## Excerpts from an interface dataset
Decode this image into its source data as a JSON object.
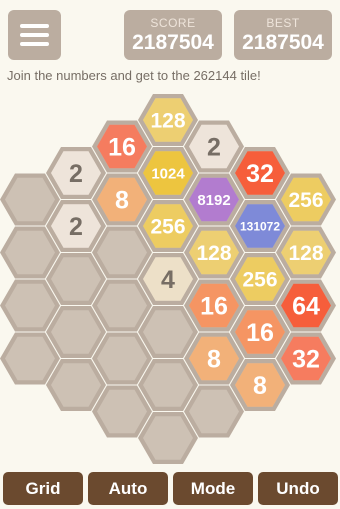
{
  "header": {
    "score_label": "SCORE",
    "score_value": "2187504",
    "best_label": "BEST",
    "best_value": "2187504"
  },
  "tagline": "Join the numbers and get to the 262144 tile!",
  "board": {
    "tiles": [
      {
        "col": 3,
        "row": 1,
        "value": "128",
        "bg": "#edcf72",
        "fg": "#ffffff"
      },
      {
        "col": 4,
        "row": 1.5,
        "value": "2",
        "bg": "#eee4da",
        "fg": "#776e65"
      },
      {
        "col": 2,
        "row": 1.5,
        "value": "16",
        "bg": "#f57c5f",
        "fg": "#ffffff"
      },
      {
        "col": 1,
        "row": 2,
        "value": "2",
        "bg": "#eee4da",
        "fg": "#776e65"
      },
      {
        "col": 3,
        "row": 2,
        "value": "1024",
        "bg": "#edc53f",
        "fg": "#ffffff"
      },
      {
        "col": 5,
        "row": 2,
        "value": "32",
        "bg": "#f65e3b",
        "fg": "#ffffff"
      },
      {
        "col": 2,
        "row": 2.5,
        "value": "8",
        "bg": "#f2b179",
        "fg": "#ffffff"
      },
      {
        "col": 4,
        "row": 2.5,
        "value": "8192",
        "bg": "#b27ccf",
        "fg": "#ffffff"
      },
      {
        "col": 6,
        "row": 2.5,
        "value": "256",
        "bg": "#edcc61",
        "fg": "#ffffff"
      },
      {
        "col": 1,
        "row": 3,
        "value": "2",
        "bg": "#eee4da",
        "fg": "#776e65"
      },
      {
        "col": 3,
        "row": 3,
        "value": "256",
        "bg": "#edcc61",
        "fg": "#ffffff"
      },
      {
        "col": 5,
        "row": 3,
        "value": "131072",
        "bg": "#7e8ad8",
        "fg": "#ffffff"
      },
      {
        "col": 4,
        "row": 3.5,
        "value": "128",
        "bg": "#edcf72",
        "fg": "#ffffff"
      },
      {
        "col": 6,
        "row": 3.5,
        "value": "128",
        "bg": "#edcf72",
        "fg": "#ffffff"
      },
      {
        "col": 3,
        "row": 4,
        "value": "4",
        "bg": "#ede0c8",
        "fg": "#776e65"
      },
      {
        "col": 5,
        "row": 4,
        "value": "256",
        "bg": "#edcc61",
        "fg": "#ffffff"
      },
      {
        "col": 4,
        "row": 4.5,
        "value": "16",
        "bg": "#f59563",
        "fg": "#ffffff"
      },
      {
        "col": 6,
        "row": 4.5,
        "value": "64",
        "bg": "#f65e3b",
        "fg": "#ffffff"
      },
      {
        "col": 5,
        "row": 5,
        "value": "16",
        "bg": "#f59563",
        "fg": "#ffffff"
      },
      {
        "col": 4,
        "row": 5.5,
        "value": "8",
        "bg": "#f2b179",
        "fg": "#ffffff"
      },
      {
        "col": 6,
        "row": 5.5,
        "value": "32",
        "bg": "#f67c5f",
        "fg": "#ffffff"
      },
      {
        "col": 5,
        "row": 6,
        "value": "8",
        "bg": "#f2b179",
        "fg": "#ffffff"
      }
    ]
  },
  "buttons": {
    "grid": "Grid",
    "auto": "Auto",
    "mode": "Mode",
    "undo": "Undo"
  },
  "colors": {
    "background": "#faf8ef",
    "board": "#bbada0",
    "empty_cell": "#cdc1b4",
    "button": "#6b4a2f"
  }
}
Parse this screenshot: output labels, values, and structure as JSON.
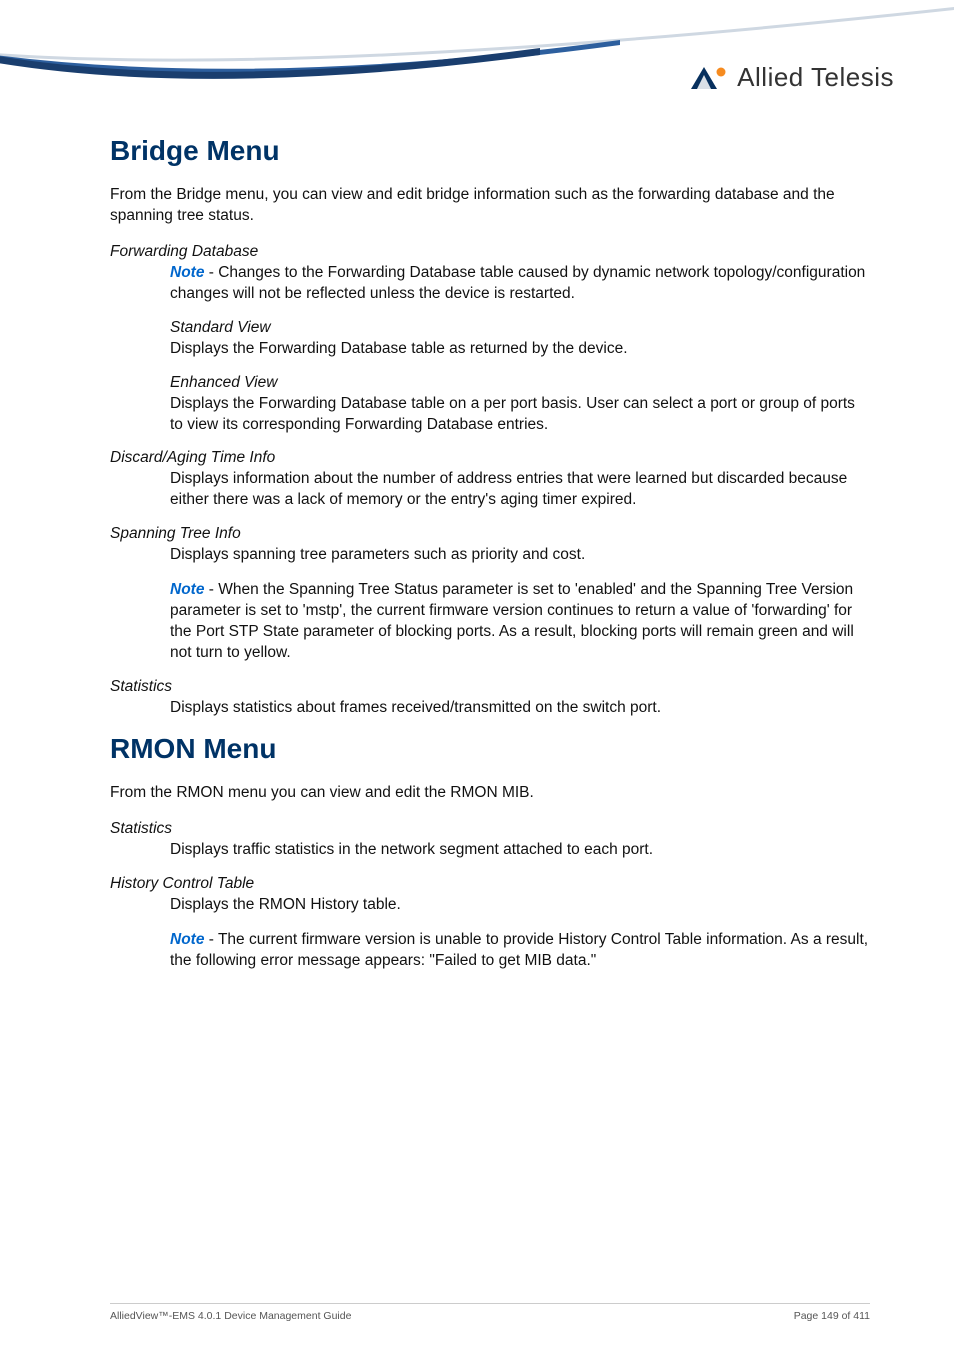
{
  "brand": "Allied Telesis",
  "sections": {
    "bridge": {
      "title": "Bridge Menu",
      "intro": "From the Bridge menu, you can view and edit bridge information such as the forwarding database and the spanning tree status.",
      "forwarding": {
        "label": "Forwarding Database",
        "note_prefix": "Note",
        "note_body": " - Changes to the Forwarding Database table caused by dynamic network topology/configuration changes will not be reflected unless the device is restarted.",
        "standard": {
          "label": "Standard View",
          "body": "Displays the Forwarding Database table as returned by the device."
        },
        "enhanced": {
          "label": "Enhanced View",
          "body": "Displays the Forwarding Database table on a per port basis. User can select a port or group of ports to view its corresponding Forwarding Database entries."
        }
      },
      "discard": {
        "label": "Discard/Aging Time Info",
        "body": "Displays information about the number of address entries that were learned but discarded because either there was a lack of memory or the entry's aging timer expired."
      },
      "spanning": {
        "label": "Spanning Tree Info",
        "body": "Displays spanning tree parameters such as priority and cost.",
        "note_prefix": "Note",
        "note_body": " - When the Spanning Tree Status parameter is set to 'enabled' and the Spanning Tree Version parameter is set to 'mstp', the current firmware version continues to return a value of 'forwarding' for the Port STP State parameter of blocking ports. As a result, blocking ports will remain green and will not turn to yellow."
      },
      "statistics": {
        "label": "Statistics",
        "body": "Displays statistics about frames received/transmitted on the switch port."
      }
    },
    "rmon": {
      "title": "RMON Menu",
      "intro": "From the RMON menu you can view and edit the RMON MIB.",
      "statistics": {
        "label": "Statistics",
        "body": "Displays traffic statistics in the network segment attached to each port."
      },
      "history": {
        "label": "History Control Table",
        "body": "Displays the RMON History table.",
        "note_prefix": "Note",
        "note_body": " - The current firmware version is unable to provide History Control Table information. As a result, the following error message appears: \"Failed to get MIB data.\""
      }
    }
  },
  "footer": {
    "left": "AlliedView™-EMS 4.0.1 Device Management Guide",
    "right": "Page 149 of 411"
  }
}
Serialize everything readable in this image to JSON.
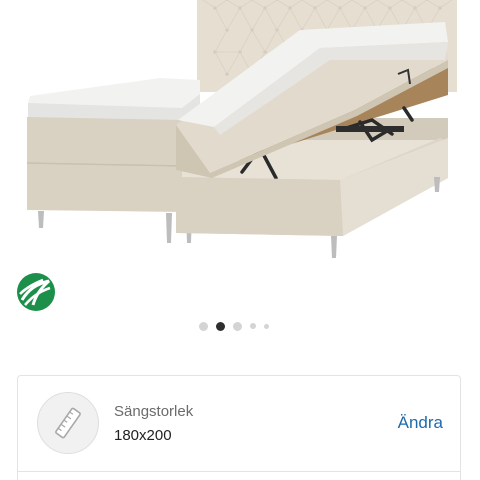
{
  "gallery": {
    "image_name": "storage-bed-product-photo",
    "eco_label_icon": "nordic-swan-ecolabel-icon",
    "slide_count": 5,
    "active_slide": 2
  },
  "size_option": {
    "icon": "bed-size-icon",
    "label": "Sängstorlek",
    "value": "180x200",
    "change_label": "Ändra",
    "accent_color": "#1d6bad"
  }
}
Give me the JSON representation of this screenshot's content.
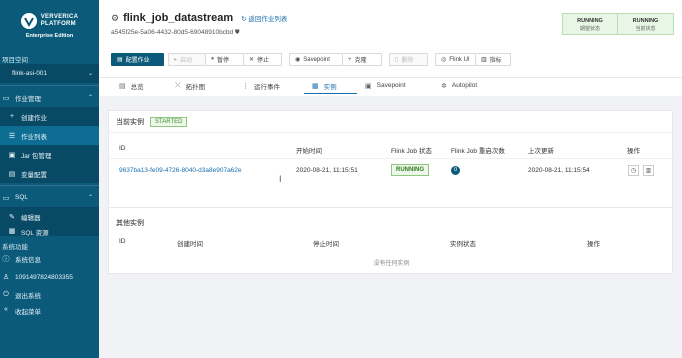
{
  "brand": {
    "name_line1": "VERVERICA",
    "name_line2": "PLATFORM",
    "edition": "Enterprise Edition"
  },
  "sidebar": {
    "project_section": "项目空间",
    "project_name": "flink-asi-001",
    "job_management": "作业管理",
    "items": [
      {
        "label": "创建作业",
        "icon": "plus-icon"
      },
      {
        "label": "作业列表",
        "icon": "list-icon"
      },
      {
        "label": "Jar 包管理",
        "icon": "jar-icon"
      },
      {
        "label": "变量配置",
        "icon": "variable-icon"
      }
    ],
    "sql_section": "SQL",
    "sql_items": [
      {
        "label": "编辑器",
        "icon": "editor-icon"
      },
      {
        "label": "SQL 资源",
        "icon": "sql-icon"
      }
    ],
    "system_section": "系统功能",
    "system_items": [
      {
        "label": "系统信息",
        "icon": "info-icon"
      },
      {
        "label": "1091497824803355",
        "icon": "user-icon"
      },
      {
        "label": "退出系统",
        "icon": "logout-icon"
      },
      {
        "label": "收起菜单",
        "icon": "collapse-icon"
      }
    ]
  },
  "header": {
    "title": "flink_job_datastream",
    "back_link": "返回作业列表",
    "job_id": "a545f25e-5a06-4432-80d5-69048910bcbd",
    "status": [
      {
        "state": "RUNNING",
        "label": "期望状态"
      },
      {
        "state": "RUNNING",
        "label": "当前状态"
      }
    ]
  },
  "toolbar": {
    "configure": "配置作业",
    "start": "启动",
    "pause": "暂停",
    "stop": "停止",
    "savepoint": "Savepoint",
    "clone": "克隆",
    "delete": "删除",
    "flink_ui": "Flink UI",
    "metrics": "指标"
  },
  "tabs": [
    {
      "label": "总览",
      "icon": "overview-icon"
    },
    {
      "label": "拓扑图",
      "icon": "topology-icon"
    },
    {
      "label": "运行事件",
      "icon": "events-icon"
    },
    {
      "label": "实例",
      "icon": "instance-icon"
    },
    {
      "label": "Savepoint",
      "icon": "savepoint-icon"
    },
    {
      "label": "Autopilot",
      "icon": "autopilot-icon"
    }
  ],
  "current_instance": {
    "title": "当前实例",
    "badge": "STARTED",
    "columns": [
      "ID",
      "开始时间",
      "Flink Job 状态",
      "Flink Job 重启次数",
      "上次更新",
      "操作"
    ],
    "row": {
      "id": "9637ba13-fe09-4726-8040-d3a8e907a62e",
      "start_time": "2020-08-21, 11:15:51",
      "status": "RUNNING",
      "restarts": "0",
      "last_update": "2020-08-21, 11:15:54"
    }
  },
  "other_instances": {
    "title": "其他实例",
    "columns": [
      "ID",
      "创建时间",
      "停止时间",
      "实例状态",
      "操作"
    ],
    "empty_text": "没有任何实例"
  },
  "colors": {
    "sidebar": "#0b5a7a",
    "accent": "#1a6fb0",
    "running": "#2d7a20"
  }
}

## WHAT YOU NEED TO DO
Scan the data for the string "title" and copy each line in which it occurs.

## RESPONSE TO THIS EXERCISE
      "title": "Bridge Menu",
      "title": "RMON Menu",
    "title": "flink_job_datastream",
    "title": "当前实例",
    "title": "其他实例",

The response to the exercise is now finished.